__RECORDS FOR THE TASK__.
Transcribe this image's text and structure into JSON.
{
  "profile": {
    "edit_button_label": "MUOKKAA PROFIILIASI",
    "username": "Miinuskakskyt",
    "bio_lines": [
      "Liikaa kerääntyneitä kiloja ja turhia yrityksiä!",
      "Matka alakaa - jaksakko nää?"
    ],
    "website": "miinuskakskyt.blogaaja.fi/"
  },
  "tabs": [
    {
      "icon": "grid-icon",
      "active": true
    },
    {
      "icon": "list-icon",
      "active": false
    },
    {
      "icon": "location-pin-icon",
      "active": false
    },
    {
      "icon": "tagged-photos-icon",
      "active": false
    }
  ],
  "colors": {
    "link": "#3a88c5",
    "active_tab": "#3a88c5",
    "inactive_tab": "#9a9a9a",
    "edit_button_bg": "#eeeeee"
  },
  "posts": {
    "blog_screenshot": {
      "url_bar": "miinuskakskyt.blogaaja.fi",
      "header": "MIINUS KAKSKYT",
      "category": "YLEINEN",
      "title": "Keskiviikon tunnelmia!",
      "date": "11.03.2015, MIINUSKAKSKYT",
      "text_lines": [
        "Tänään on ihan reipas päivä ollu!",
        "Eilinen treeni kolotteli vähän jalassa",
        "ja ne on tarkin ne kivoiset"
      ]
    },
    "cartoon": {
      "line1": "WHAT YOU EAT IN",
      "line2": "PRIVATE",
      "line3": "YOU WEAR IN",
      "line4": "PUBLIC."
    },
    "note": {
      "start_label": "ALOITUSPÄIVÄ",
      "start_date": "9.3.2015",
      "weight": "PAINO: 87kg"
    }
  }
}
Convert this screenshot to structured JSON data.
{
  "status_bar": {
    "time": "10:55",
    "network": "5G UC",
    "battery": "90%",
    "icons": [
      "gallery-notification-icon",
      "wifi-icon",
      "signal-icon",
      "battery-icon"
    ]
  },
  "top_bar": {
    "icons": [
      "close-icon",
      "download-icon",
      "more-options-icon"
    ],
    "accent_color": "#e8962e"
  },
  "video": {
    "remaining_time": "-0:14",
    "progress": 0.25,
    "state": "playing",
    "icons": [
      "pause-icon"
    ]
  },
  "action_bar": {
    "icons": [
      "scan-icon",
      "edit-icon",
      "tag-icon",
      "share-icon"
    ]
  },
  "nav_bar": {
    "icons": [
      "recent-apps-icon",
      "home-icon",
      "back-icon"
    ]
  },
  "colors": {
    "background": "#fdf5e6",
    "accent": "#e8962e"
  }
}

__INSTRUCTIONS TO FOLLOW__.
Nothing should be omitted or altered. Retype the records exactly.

__SOLUTION FOR THIS EXERCISE__.
Transcribe this image's text and structure into JSON.
{
  "profile": {
    "edit_button_label": "MUOKKAA PROFIILIASI",
    "username": "Miinuskakskyt",
    "bio_lines": [
      "Liikaa kerääntyneitä kiloja ja turhia yrityksiä!",
      "Matka alakaa - jaksakko nää?"
    ],
    "website": "miinuskakskyt.blogaaja.fi/"
  },
  "tabs": [
    {
      "icon": "grid-icon",
      "active": true
    },
    {
      "icon": "list-icon",
      "active": false
    },
    {
      "icon": "location-pin-icon",
      "active": false
    },
    {
      "icon": "tagged-photos-icon",
      "active": false
    }
  ],
  "colors": {
    "link": "#3a88c5",
    "active_tab": "#3a88c5",
    "inactive_tab": "#9a9a9a",
    "edit_button_bg": "#eeeeee"
  },
  "posts": {
    "blog_screenshot": {
      "url_bar": "miinuskakskyt.blogaaja.fi",
      "header": "MIINUS KAKSKYT",
      "category": "YLEINEN",
      "title": "Keskiviikon tunnelmia!",
      "date": "11.03.2015, MIINUSKAKSKYT",
      "text_lines": [
        "Tänään on ihan reipas päivä ollu!",
        "Eilinen treeni kolotteli vähän jalassa",
        "ja ne on tarkin ne kivoiset"
      ]
    },
    "cartoon": {
      "line1": "WHAT YOU EAT IN",
      "line2": "PRIVATE",
      "line3": "YOU WEAR IN",
      "line4": "PUBLIC."
    },
    "note": {
      "start_label": "ALOITUSPÄIVÄ",
      "start_date": "9.3.2015",
      "weight": "PAINO: 87kg"
    }
  }
}
Convert this screenshot to structured JSON data.
{
  "status_bar": {
    "time": "10:55",
    "network": "5G UC",
    "battery": "90%",
    "icons": [
      "gallery-notification-icon",
      "wifi-icon",
      "signal-icon",
      "battery-icon"
    ]
  },
  "top_bar": {
    "icons": [
      "close-icon",
      "download-icon",
      "more-options-icon"
    ],
    "accent_color": "#e8962e"
  },
  "video": {
    "remaining_time": "-0:14",
    "progress": 0.25,
    "state": "playing",
    "icons": [
      "pause-icon"
    ]
  },
  "action_bar": {
    "icons": [
      "scan-icon",
      "edit-icon",
      "tag-icon",
      "share-icon"
    ]
  },
  "nav_bar": {
    "icons": [
      "recent-apps-icon",
      "home-icon",
      "back-icon"
    ]
  },
  "colors": {
    "background": "#fdf5e6",
    "accent": "#e8962e"
  }
}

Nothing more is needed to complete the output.